This Canaanite woman represents all of us. We are all in the same position as this woman. Before God we are all like puppies, in the sense that we are completely dependent. We have no claim to anything which God has to offer. We have to wait like begging dogs for handouts of grace. Accordingly, at one time in the early church it was customary to lick the communion bread like a dog: There is a quote from the year 337 regarding this Eucharistic practice: “When they receive His body…they lick it with their tongues, as a dog would lick his owner”.

However, Jesus himself was like this Canaanite woman.  According to Matthew, the last sound which Jesus made in his earthly life as he died on the cross was transcribed with the Greek word “kradzo”, the same inhuman screeching which this Canaanite woman made when she asked Jesus to have mercy on her. In his final moment, Jesus was like all of us: completely dependent upon scraps of grace which fall from God’s table.

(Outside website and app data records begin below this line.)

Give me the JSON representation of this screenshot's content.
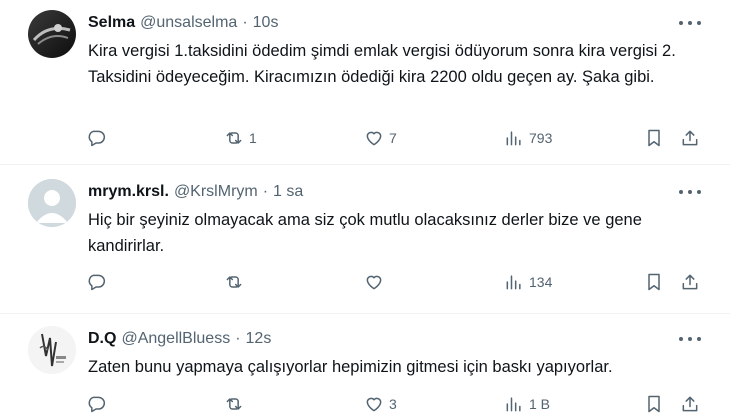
{
  "tweets": [
    {
      "name": "Selma",
      "handle": "@unsalselma",
      "sep": "·",
      "time": "10s",
      "text": "Kira vergisi 1.taksidini ödedim şimdi emlak vergisi ödüyorum sonra kira vergisi 2. Taksidini ödeyeceğim. Kiracımızın ödediği kira 2200 oldu geçen ay. Şaka gibi.",
      "replies": "",
      "retweets": "1",
      "likes": "7",
      "views": "793"
    },
    {
      "name": "mrym.krsl.",
      "handle": "@KrslMrym",
      "sep": "·",
      "time": "1 sa",
      "text": "Hiç bir şeyiniz olmayacak ama siz çok  mutlu olacaksınız derler bize ve gene kandirirlar.",
      "replies": "",
      "retweets": "",
      "likes": "",
      "views": "134"
    },
    {
      "name": "D.Q",
      "handle": "@AngellBluess",
      "sep": "·",
      "time": "12s",
      "text": "Zaten bunu yapmaya çalışıyorlar hepimizin gitmesi için baskı yapıyorlar.",
      "replies": "",
      "retweets": "",
      "likes": "3",
      "views": "1 B"
    }
  ],
  "colors": {
    "text": "#0f1419",
    "secondary": "#536471",
    "divider": "#eff3f4"
  },
  "icons": [
    "reply-icon",
    "retweet-icon",
    "like-icon",
    "views-icon",
    "bookmark-icon",
    "share-icon",
    "more-icon"
  ]
}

And that is why the gospels do not attempt to describe the personality or the appearance of Jesus. Was he good looking? Did he have a pleasant smile? Was his voice deep or high-pitched? Did he trim his beard? Did he have any athletic abilities? Did he ever wear stylish clothing? Did he ever feel bored or cranky? What was his favorite food? Aside from private prayer on high mountain tops, what did he do to relax?  

If you are an actor who is playing the role of Jesus, the gospels offer you nothing. Whatever an actor might portrait in a Jesus movie, it can never be based upon the Bible, but is a reflection of what contemporary society admires and values. For this reason, the Danish theologian and philosopher, Soren Kierkegaard wrote:

If I had only one word to say, and if the power were given me to say that single word, that single phrase in such a fashion that it would remain fixed and unforgettable – my choice is made; I know what I would say: “Our Lord Jesus Christ was nothing, oh, remember this, Christendom.”

When God became man in Jesus, he assumed our nothingness. An early Christian hymn, recorded in Paul’s letter to the Philippians says of Jesus:

“He did not count equality with God a thing to be grasped, but made himself nothing, taking the form of a servant, being born in the likeness of men.”

Along the same line, Dietrich Bonhoeffer wrote about God’s incarnation in Jesus:

God is weak and powerless in the world, and that is the way, the only way, in which he can be with us and help us.

The Canaanite woman experienced this nothingness of Jesus. He offered her no kindness or sympathy. He made it clear to her that she had no claims on him or on God. With his role playing, Jesus conveyed to her the message, “Picture yourself as a small dog sitting below the table of a family to which you do not belong. You have no right to be there and you should therefore expect nothing.”

But this imagery of a dog waiting for handouts to which it is not entitled is the role which Jesus assumed on our behalf. An Afro-American woman in a small church on Chicago’s West Side is quoted as saying: “I thank my God that my Savior was a dog like me. He was nothing and I’m nothing and that’s how we got together.”

As Christians, we receive scraps of grace when we celebrate the Eucharist. The communion host and the sip of wine are the crumbs which fall from the table for us. They unite us to Jesus in his nothingness, as revealed on the cross. But these crumbs of grace bind us to the glory of the resurrected Christ. In the nothingness of Jesus, we have everything, today and in eternity. As Paul wrote: “Everything belongs to you…whether the world, or life and death, or the present and the future. Everything belongs to you, and you belong to Christ and Christ belongs to God.” (1. Cor. 3: 21 – 23 (NLT)